A story I am writing has the main character teleported to a fictional world where no one knows their language. How do I write having them learn the language of said world naturally? It is a constructed language and is extremely different from English.
Language acquisition in the real world has five phases, usually applied in the realm of child development, so your character's language learning process may be similar. This is especially true since your constructed language is very different from English, so English grammar, syntax and rules won't apply to help give your character a baseline - it will be essentially almost a blank slate. Their first language will not be as much help as it normally would. For example, if they natively spoke Spanish and were trying to learn French or English, their pre-existing grasp of how their own language is constructed and their grammar would help immensely, since those languages are very similar. But here, with a completely new conlang? Out the window!
(Here's a great source for all of this on the phases if you want to learn more.)
Stage 1: Pre-Production.
In this stage, also known as the "silent phase," your character cannot even speak any words in the language yet, let alone understand it. The languge and its phonemes, sounds and speech production are totally alien - it would be like if you were surrounded by Martian speech, literature and music and had no concept of how to process it or where to begin.
In order to advance past this stage, the character needs to make a concrete, dedicated effort to get started. You can't learn a completely new language by just absorbing it passively, even though immersion can help a lot - they'll need to work at it. They need to pay close attention to how other characters speak the language, trying to pick out individual words, sounds and an alphabet (if there is one). Are there particular sounds in your language that are more common than others, like greetings or goodbyes? Your character may notice these and try to figure out what they mean through context. They may ask other characters what the words and sounds mean, or find some other way to communicate, like charades or pictographs, until they're able to start grasping words.
Stage 2: Early Production.
In this stage, the character has grasped some basic words and sentences. They still struggle to comprehend the language, and must still pay close attention to native speakers to learn more words and common sentence structures, but they're now able to start experimenting on their own. Like a young toddler, they are able to construct very simple one and two-word sentences - "how are you", "go there," "hello", and so on. However, their speech is usually full of errors, like grammar and syntax errors. Think of a young child first learning the word "go" and how commonly they will make the error of assuming the past tense is "goed", and so on. This is where your character will trip up on common exceptions in your language - i.e. unusual words or exceptions to the usual grammar rules. The only way around those is to memorize them and move on.
Stage 3: Speech Emergence.
At this phase, your character has good comprehension. They can usually follow a native speaker when they speak, as long as the native speaker talks slowly and clearly, although faster native talkers may be completely lost on them. They can produce simple sentences that are more complex, such as "where can I find [item]?" and "how is your father?" They may still make grammar and pronunciation errors, but their overall grasp is stronger than before.

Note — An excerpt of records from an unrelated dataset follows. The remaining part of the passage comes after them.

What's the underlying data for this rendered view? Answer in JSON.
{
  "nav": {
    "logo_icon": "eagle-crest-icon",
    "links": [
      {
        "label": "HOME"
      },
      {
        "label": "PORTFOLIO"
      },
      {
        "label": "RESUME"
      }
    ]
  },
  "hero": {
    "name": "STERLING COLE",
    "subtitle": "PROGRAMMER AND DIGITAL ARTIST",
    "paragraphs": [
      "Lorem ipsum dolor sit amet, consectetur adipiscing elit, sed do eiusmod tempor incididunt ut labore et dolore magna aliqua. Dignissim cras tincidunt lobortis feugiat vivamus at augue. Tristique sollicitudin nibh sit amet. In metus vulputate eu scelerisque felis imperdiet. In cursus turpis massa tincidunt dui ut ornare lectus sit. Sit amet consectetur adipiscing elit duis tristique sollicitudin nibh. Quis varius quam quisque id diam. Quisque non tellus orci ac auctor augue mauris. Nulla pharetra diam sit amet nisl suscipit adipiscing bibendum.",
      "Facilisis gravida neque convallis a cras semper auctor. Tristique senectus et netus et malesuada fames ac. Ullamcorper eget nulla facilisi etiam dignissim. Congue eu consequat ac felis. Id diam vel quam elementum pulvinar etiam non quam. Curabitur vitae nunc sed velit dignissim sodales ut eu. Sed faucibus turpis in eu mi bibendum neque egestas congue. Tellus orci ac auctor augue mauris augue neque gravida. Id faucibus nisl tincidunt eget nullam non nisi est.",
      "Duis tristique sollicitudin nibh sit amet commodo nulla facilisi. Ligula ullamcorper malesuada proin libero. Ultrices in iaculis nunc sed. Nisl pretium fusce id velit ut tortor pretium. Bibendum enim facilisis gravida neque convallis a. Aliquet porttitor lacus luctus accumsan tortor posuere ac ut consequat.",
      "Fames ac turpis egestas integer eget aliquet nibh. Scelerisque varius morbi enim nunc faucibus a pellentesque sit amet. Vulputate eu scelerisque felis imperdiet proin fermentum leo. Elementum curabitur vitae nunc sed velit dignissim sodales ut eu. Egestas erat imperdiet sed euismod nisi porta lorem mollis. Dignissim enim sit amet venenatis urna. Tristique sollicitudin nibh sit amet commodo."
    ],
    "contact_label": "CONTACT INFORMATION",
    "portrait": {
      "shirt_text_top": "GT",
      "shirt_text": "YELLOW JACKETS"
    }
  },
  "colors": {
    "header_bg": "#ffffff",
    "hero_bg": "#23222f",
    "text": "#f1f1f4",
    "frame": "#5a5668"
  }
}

However, this is often the phase where jokes, idioms and metaphors are lost on them, since those represent unusual categories of speech. Your character might hear another character use an idiom and be baffled about what it means.
"We'll open that sthueirjeer of hsungi'efhiwh when we get to it," said Zork.
Via only stared uncomprehendingly. She couldn't imagine why you would ever fill a sthueirjeer with hsungi'efhiwh.
Stage 4: Intermediate Fluency.
Now your character is beginning to communicate and write in complex sentences, fully understand native speakers when they speak, and is overall confident in their language usage and control. They engage in academic learning more independently, can have discussions and conversations, and their brain doesn't have to work as hard to understand the language anymore - the understanding is now beginning to happen at the subconscious level rather than needing conscious work. This is the phase where people joke about "dreaming in French," since their brain is literally getting used to the language and incorporating it into their mind and thoughts. They have excellent comprehension overall and make few grammatical errors, and they have lost much of the stilted grammar that singled them out as a learner. However, occasionally it's still difficult for them to fully articulate more complex thoughts, and they would struggle to write an entire book in the language or convey a very long narrative.
Stage 5: Advanced Fluency.
This is the native phase and the final phase in language acquisition. Your character is now a native speaker - they tell jokes, they relate long stories, they have advanced and abstract discussions, and they sound almost indistinguishable from someone who has spoken that language their whole life. This is the point where an "accent" may emerge depending on their first language - have you ever heard the joke about how we all have accents, even if we can't hear them? Your character would probably still have an accent from their first native language while speaking the conlang, so it could be fun to imagine what that would sound like!
There are lots of other resources about how people acquire new languages, including in child development, so if this is something that interests you further, definitely look into it. I hope this helped.